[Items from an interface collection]
--- START ---

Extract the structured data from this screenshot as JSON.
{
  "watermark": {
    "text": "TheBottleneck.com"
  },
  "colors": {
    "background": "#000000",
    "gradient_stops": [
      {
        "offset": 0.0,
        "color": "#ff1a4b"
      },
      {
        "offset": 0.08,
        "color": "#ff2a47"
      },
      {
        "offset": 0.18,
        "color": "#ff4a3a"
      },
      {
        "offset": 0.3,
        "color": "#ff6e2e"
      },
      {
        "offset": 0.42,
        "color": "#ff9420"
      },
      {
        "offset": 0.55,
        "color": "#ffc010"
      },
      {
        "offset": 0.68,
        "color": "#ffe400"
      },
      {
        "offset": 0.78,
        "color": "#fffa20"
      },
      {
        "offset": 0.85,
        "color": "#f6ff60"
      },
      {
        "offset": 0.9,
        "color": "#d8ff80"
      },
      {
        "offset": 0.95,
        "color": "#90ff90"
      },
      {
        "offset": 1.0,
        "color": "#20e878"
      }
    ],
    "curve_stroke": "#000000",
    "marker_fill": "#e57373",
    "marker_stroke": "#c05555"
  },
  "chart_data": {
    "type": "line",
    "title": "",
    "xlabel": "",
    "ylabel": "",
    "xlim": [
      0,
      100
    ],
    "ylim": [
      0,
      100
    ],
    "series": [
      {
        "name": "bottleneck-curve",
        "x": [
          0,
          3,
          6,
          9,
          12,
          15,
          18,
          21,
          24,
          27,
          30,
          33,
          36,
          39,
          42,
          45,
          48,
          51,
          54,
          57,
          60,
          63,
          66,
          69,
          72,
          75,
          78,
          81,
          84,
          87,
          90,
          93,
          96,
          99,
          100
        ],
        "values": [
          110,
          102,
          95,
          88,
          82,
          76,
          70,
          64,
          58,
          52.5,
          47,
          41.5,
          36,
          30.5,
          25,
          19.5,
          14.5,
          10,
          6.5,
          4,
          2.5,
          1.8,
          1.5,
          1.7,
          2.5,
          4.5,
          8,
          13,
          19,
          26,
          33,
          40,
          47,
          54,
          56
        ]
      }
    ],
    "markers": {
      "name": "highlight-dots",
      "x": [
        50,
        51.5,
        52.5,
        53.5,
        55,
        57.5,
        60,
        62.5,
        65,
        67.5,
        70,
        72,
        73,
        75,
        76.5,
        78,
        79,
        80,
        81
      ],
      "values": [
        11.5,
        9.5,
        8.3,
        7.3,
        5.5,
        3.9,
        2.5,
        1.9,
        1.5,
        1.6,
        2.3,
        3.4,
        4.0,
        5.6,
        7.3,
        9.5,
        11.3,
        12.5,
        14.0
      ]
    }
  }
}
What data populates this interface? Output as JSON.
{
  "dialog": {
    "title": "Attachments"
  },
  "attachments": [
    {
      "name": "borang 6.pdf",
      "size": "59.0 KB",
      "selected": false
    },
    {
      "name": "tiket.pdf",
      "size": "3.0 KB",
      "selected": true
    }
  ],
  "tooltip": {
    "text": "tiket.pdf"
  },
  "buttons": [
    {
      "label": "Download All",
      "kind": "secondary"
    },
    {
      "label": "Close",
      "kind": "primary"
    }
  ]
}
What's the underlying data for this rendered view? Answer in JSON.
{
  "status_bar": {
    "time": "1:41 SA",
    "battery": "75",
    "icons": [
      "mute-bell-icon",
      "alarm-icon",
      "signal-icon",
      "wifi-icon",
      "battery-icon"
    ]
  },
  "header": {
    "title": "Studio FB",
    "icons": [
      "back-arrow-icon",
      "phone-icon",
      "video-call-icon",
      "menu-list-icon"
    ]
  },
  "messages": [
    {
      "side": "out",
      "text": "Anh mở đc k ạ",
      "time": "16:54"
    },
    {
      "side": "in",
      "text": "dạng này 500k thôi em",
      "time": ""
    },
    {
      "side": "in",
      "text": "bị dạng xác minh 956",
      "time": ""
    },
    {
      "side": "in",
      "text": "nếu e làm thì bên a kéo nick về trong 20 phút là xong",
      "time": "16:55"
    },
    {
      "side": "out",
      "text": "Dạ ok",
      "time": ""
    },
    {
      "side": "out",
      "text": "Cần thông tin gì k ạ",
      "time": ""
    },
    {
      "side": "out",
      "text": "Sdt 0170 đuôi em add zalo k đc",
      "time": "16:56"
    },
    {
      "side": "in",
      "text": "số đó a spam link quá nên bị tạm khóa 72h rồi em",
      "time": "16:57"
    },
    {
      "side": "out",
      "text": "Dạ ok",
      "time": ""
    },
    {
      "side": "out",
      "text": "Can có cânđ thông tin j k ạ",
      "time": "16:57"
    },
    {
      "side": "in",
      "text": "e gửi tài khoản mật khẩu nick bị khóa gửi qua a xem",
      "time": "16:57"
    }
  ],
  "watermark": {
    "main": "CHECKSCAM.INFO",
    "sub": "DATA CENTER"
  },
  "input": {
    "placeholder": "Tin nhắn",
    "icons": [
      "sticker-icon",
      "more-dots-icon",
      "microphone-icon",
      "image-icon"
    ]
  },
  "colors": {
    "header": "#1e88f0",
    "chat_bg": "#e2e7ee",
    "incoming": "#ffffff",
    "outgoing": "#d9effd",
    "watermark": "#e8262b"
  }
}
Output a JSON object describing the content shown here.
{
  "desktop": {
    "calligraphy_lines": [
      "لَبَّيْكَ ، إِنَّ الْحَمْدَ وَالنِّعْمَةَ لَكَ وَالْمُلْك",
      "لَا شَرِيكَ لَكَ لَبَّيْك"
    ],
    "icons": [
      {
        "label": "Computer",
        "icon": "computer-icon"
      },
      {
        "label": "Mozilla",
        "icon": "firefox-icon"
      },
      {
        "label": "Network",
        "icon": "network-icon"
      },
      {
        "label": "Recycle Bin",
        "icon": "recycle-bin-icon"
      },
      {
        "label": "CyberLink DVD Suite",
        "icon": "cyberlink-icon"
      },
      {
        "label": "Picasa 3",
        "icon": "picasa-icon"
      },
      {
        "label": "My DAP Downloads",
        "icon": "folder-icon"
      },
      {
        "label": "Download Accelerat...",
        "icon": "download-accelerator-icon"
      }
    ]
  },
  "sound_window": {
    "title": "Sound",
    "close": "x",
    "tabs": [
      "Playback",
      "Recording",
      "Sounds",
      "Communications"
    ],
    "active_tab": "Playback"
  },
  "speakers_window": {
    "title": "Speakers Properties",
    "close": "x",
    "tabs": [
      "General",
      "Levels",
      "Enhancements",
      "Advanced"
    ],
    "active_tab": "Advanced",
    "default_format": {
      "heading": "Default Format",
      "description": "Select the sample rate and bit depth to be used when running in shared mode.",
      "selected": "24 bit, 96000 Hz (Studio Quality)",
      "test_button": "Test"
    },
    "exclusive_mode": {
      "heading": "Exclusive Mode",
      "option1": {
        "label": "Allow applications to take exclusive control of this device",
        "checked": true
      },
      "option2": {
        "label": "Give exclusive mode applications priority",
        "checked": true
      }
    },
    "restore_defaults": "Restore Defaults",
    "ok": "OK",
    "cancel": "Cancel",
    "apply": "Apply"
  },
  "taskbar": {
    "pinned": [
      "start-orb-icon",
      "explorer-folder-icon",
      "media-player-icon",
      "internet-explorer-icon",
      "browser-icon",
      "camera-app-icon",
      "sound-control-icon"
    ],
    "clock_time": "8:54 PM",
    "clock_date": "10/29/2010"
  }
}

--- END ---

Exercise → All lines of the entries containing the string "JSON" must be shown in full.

Response to the exercise →
Extract the structured data from this screenshot as JSON.
What data populates this interface? Output as JSON.
What's the underlying data for this rendered view? Answer in JSON.
Output a JSON object describing the content shown here.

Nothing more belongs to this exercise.